Stacey F. Bent, Stanford University, Dept of Chemical Engineering, Stanford, CA 94305

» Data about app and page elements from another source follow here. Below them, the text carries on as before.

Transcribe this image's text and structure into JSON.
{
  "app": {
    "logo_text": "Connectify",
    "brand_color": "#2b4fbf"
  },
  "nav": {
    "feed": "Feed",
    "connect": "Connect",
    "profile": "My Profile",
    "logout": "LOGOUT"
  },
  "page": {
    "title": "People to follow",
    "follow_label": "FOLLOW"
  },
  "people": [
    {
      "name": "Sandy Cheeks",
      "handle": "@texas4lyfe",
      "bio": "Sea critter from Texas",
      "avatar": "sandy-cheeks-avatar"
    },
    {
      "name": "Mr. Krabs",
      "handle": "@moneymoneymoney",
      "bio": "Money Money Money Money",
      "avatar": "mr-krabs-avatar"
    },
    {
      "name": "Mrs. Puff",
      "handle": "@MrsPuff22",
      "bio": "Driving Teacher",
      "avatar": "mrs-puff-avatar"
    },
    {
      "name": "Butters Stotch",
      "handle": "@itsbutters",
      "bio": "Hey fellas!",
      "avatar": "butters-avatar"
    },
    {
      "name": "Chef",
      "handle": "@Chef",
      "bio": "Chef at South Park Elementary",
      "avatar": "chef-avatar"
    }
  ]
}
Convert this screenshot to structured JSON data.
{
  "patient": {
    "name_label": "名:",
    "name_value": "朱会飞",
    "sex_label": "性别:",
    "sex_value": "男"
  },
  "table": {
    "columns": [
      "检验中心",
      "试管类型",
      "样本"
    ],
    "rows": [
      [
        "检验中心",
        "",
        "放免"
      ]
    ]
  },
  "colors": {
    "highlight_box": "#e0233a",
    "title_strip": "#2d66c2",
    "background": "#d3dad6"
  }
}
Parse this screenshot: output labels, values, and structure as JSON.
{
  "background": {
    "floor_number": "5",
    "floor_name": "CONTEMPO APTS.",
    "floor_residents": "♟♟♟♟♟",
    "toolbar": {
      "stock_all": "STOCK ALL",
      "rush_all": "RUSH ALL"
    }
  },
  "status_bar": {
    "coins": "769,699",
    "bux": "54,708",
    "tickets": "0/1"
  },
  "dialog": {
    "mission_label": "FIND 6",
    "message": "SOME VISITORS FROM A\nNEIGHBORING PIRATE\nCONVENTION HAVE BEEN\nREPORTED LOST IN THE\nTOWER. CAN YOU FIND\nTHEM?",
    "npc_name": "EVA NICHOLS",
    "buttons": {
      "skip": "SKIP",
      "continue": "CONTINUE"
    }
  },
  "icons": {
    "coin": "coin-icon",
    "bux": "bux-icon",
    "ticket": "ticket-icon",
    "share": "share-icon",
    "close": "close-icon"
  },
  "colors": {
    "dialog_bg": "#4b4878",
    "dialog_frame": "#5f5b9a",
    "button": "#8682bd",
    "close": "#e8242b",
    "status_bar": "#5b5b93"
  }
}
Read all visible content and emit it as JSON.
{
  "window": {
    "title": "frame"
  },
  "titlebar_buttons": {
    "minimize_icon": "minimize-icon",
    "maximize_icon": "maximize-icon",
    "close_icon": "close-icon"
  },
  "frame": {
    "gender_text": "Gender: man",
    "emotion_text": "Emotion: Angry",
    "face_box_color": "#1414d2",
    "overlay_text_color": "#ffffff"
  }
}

Recent studies of the covalent attachment of organic molecules at group-IV (100)-2x1 semiconductor surfaces reveal that even for simple compounds, complex pathways and bonding geometries are common. To understand the factors that lead to such chemistry as well as to establish an integrated theory of bonding on these surfaces, a series of carbonyl-containing molecules were investigated on Ge(100)-2x1. The reactions of formaldehyde, acetic acid, acetyl chloride, formamide and their derivatives were studied with multiple internal reflection infrared spectroscopy, X-ray photoelectron spectroscopy, scanning tunneling microscopy, and density functional theory. Several common themes in the adsorption chemistry of these carbonyl compounds are observed. Formation of dative-bonded precursor states occurs via donation from the carbonyl oxygen, subsequently leading to a variety of surface adducts which depend on the substituent attached to the carbonyl functionality. A bidentate bridging structure, where two heteroatoms from the molecule interact directly with the surface, was identified for several of the molecules. Results will be discussed within the context of classical organic chemistry.